"The government has no problem with that. We were ready for discussion earlier, we are ready now and we will be ready in the future too. So on December 3, we will have the fourth round of talks," he said.
The previous meeting on November 13 had also remained inconclusive, while the farm leaders had walked out of the first meeting in October protesting against absence of any union minister.
The third meeting was originally scheduled for December 3, but it got advanced due to the ongoing protests on Delhi borders.
Hours before the meeting, Union ministers Rajnath Singh, Amit Shah, Tomar and Goyal, along with BJP chief J P Nadda, had held marathon discussions over the farmers' protest against the Centre's new agriculture reform laws.
Asked why the government was holding a separate discussion with Bharatiya Kisan Union (BKU) chief Rakesh Tikait, Tomar said, "They have come to us, so we are discussing with them also.

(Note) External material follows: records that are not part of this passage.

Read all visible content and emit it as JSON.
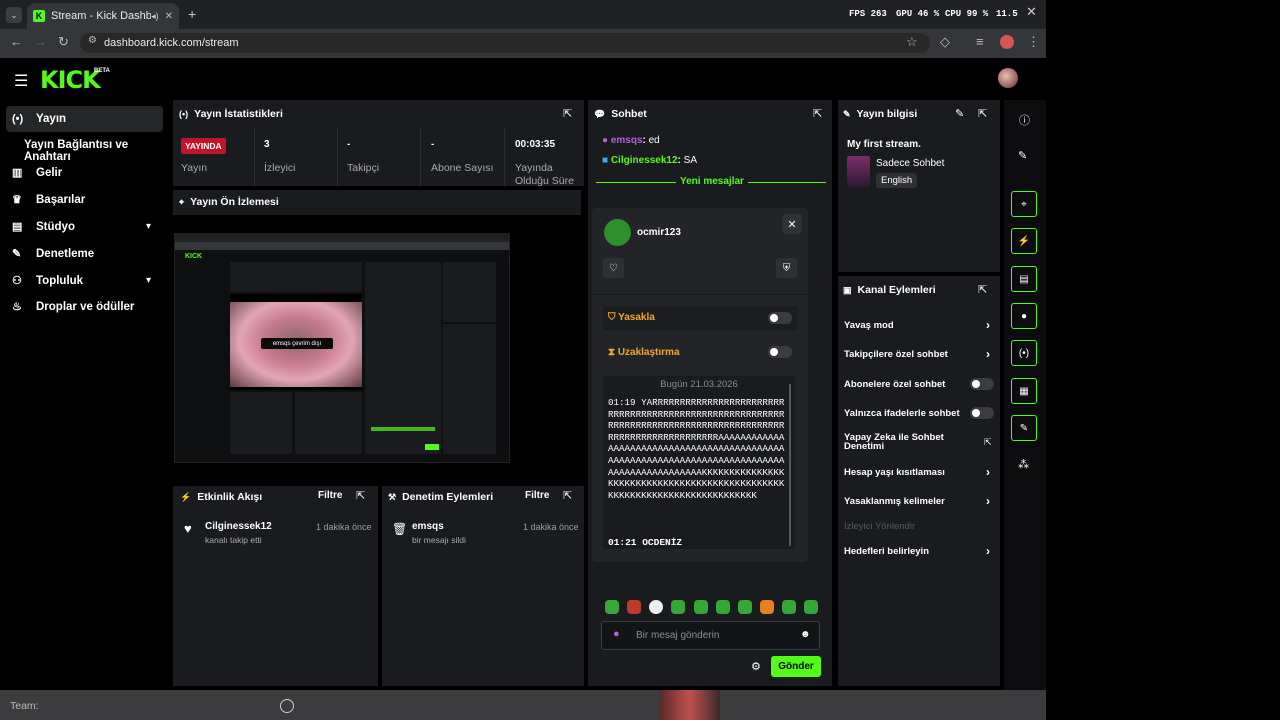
{
  "browser": {
    "tab_title": "Stream - Kick Dashboard",
    "url": "dashboard.kick.com/stream",
    "overlay": {
      "fps": "FPS 263",
      "gpu": "GPU 46 %",
      "cpu": "CPU 99 %",
      "temp": "11.5"
    }
  },
  "brand": {
    "logo": "KICK",
    "badge": "BETA",
    "accent": "#53fc18"
  },
  "nav": {
    "items": [
      {
        "label": "Yayın",
        "icon": "broadcast-icon"
      },
      {
        "label": "Yayın Bağlantısı ve Anahtarı"
      },
      {
        "label": "Gelir",
        "icon": "chart-icon"
      },
      {
        "label": "Başarılar",
        "icon": "trophy-icon"
      },
      {
        "label": "Stüdyo",
        "icon": "studio-icon"
      },
      {
        "label": "Denetleme",
        "icon": "wrench-icon"
      },
      {
        "label": "Topluluk",
        "icon": "community-icon"
      },
      {
        "label": "Droplar ve ödüller",
        "icon": "gift-icon"
      }
    ]
  },
  "stats": {
    "title": "Yayın İstatistikleri",
    "live_badge": "YAYINDA",
    "items": [
      {
        "value": "",
        "label": "Yayın"
      },
      {
        "value": "3",
        "label": "İzleyici"
      },
      {
        "value": "-",
        "label": "Takipçi"
      },
      {
        "value": "-",
        "label": "Abone Sayısı"
      },
      {
        "value": "00:03:35",
        "label": "Yayında Olduğu Süre"
      }
    ]
  },
  "preview": {
    "title": "Yayın Ön İzlemesi",
    "caption": "emsqs çevrim dışı"
  },
  "activity": {
    "title": "Etkinlik Akışı",
    "filter": "Filtre",
    "user": "Cilginessek12",
    "action": "kanalı takip etti",
    "time": "1 dakika önce"
  },
  "moderation": {
    "title": "Denetim Eylemleri",
    "filter": "Filtre",
    "user": "emsqs",
    "action": "bir mesajı sildi",
    "time": "1 dakika önce"
  },
  "chat": {
    "title": "Sohbet",
    "messages": [
      {
        "user": "emsqs",
        "text": "ed"
      },
      {
        "user": "Cilginessek12",
        "text": "SA"
      }
    ],
    "new_messages": "Yeni mesajlar",
    "placeholder": "Bir mesaj gönderin",
    "send": "Gönder"
  },
  "usercard": {
    "username": "ocmir123",
    "ban": "Yasakla",
    "timeout": "Uzaklaştırma",
    "date": "Bugün 21.03.2026",
    "log": [
      {
        "time": "01:19",
        "text": "YARRRRRRRRRRRRRRRRRRRRRRRRRRRRRRRRRRRRRRRRRRRRRRRRRRRRRRRRRRRRRRRRRRRRRRRRRRRRRRRRRRRRRRRRRRRRRRRRRRRRRRRRRRRRAAAAAAAAAAAAAAAAAAAAAAAAAAAAAAAAAAAAAAAAAAAAAAAAAAAAAAAAAAAAAAAAAAAAAAAAAAAAAAAAAAAAAAAAAAAAAKKKKKKKKKKKKKKKKKKKKKKKKKKKKKKKKKKKKKKKKKKKKKKKKKKKKKKKKKKKKKKKKKKKKKKKKKK"
      },
      {
        "time": "01:21",
        "text": "OCDENİZ"
      }
    ]
  },
  "streaminfo": {
    "title": "Yayın bilgisi",
    "stream_title": "My first stream.",
    "category": "Sadece Sohbet",
    "language": "English"
  },
  "channel_actions": {
    "title": "Kanal Eylemleri",
    "items": [
      {
        "label": "Yavaş mod",
        "kind": "arrow"
      },
      {
        "label": "Takipçilere özel sohbet",
        "kind": "arrow"
      },
      {
        "label": "Abonelere özel sohbet",
        "kind": "toggle"
      },
      {
        "label": "Yalnızca ifadelerle sohbet",
        "kind": "toggle"
      },
      {
        "label": "Yapay Zeka ile Sohbet Denetimi",
        "kind": "external"
      },
      {
        "label": "Hesap yaşı kısıtlaması",
        "kind": "arrow"
      },
      {
        "label": "Yasaklanmış kelimeler",
        "kind": "arrow"
      },
      {
        "label": "İzleyici Yönlendir",
        "kind": "disabled"
      },
      {
        "label": "Hedefleri belirleyin",
        "kind": "arrow"
      }
    ]
  },
  "taskbar": {
    "text": "Team:"
  }
}
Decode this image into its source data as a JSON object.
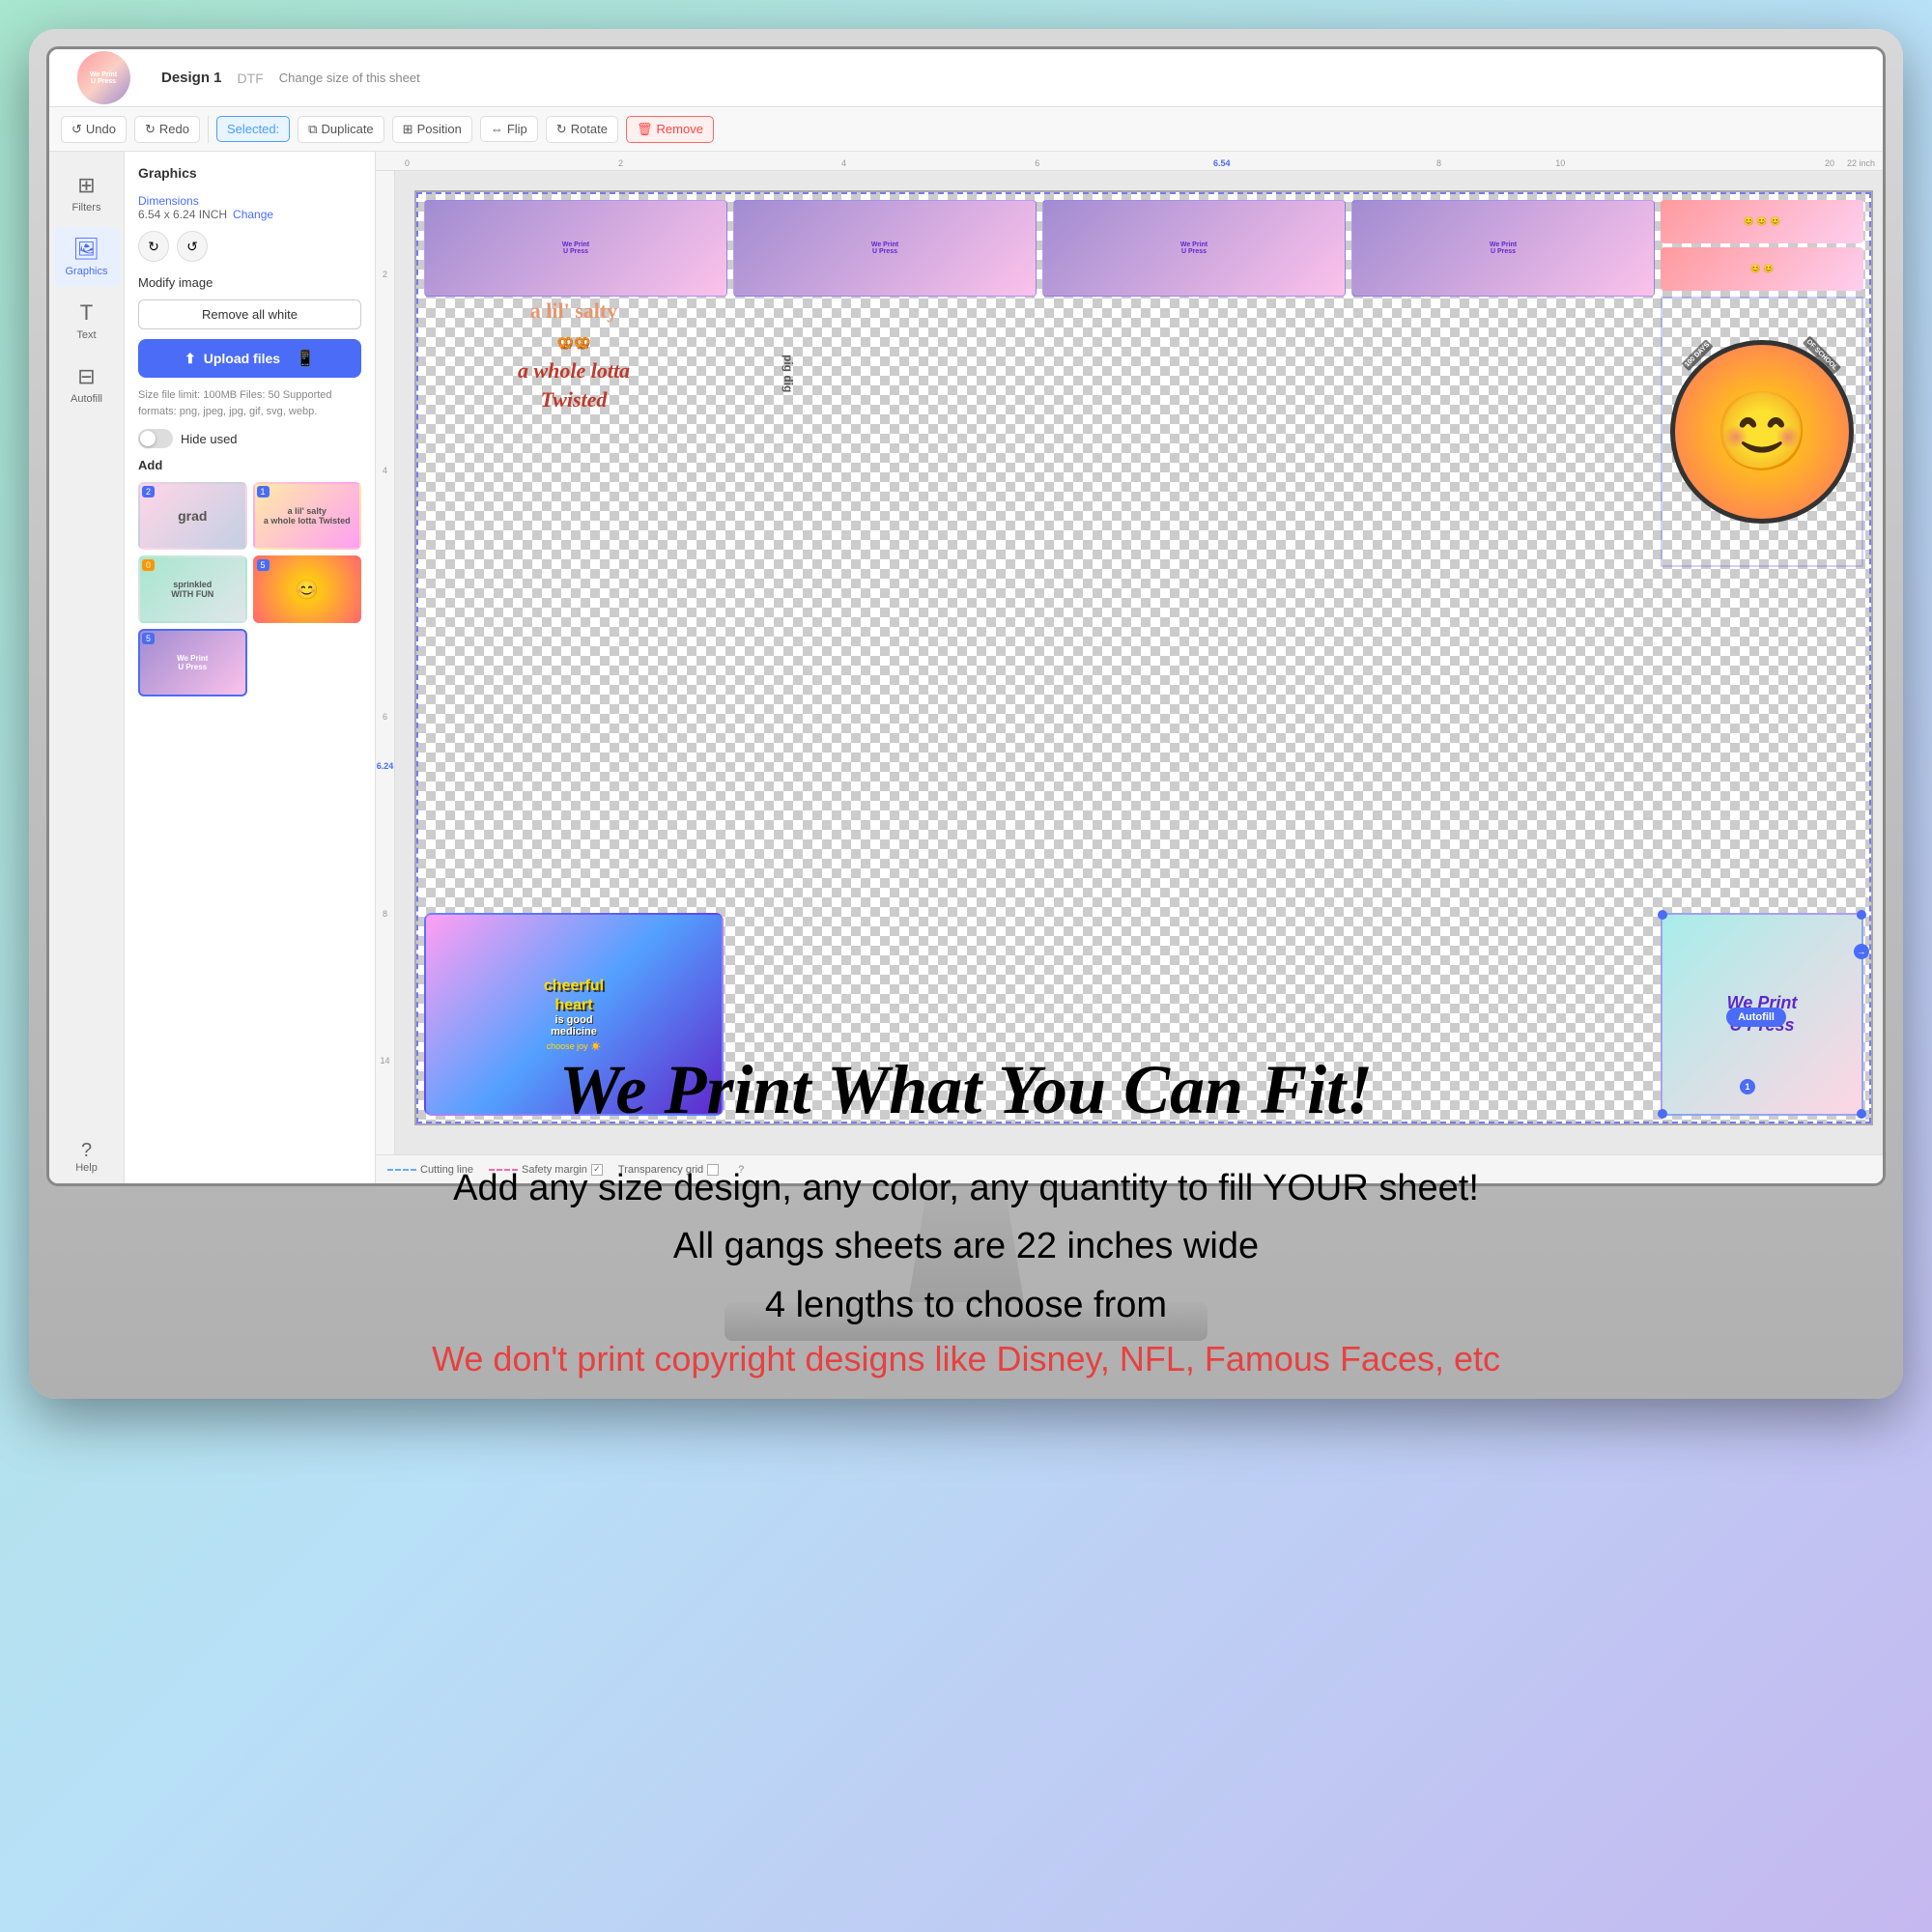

We are ready to discuss with all farmers.” Asked when the deadlock will end, he said, "Time will decide."
On the protesting farmers insisting on the repeal of all three farm laws, Tomar said, "We have asked them to come with specific issues in the laws and we are ready to discuss and address their concerns."
"If they have any specific issue with any clauses, let them point out. Let them put their views, we will look into them," he added.
Later in a statement, the Agriculture Ministry said it was assured at the meeting that the Centre is always committed to protecting the interest of farmers and is always open for discussions for farmers' welfare.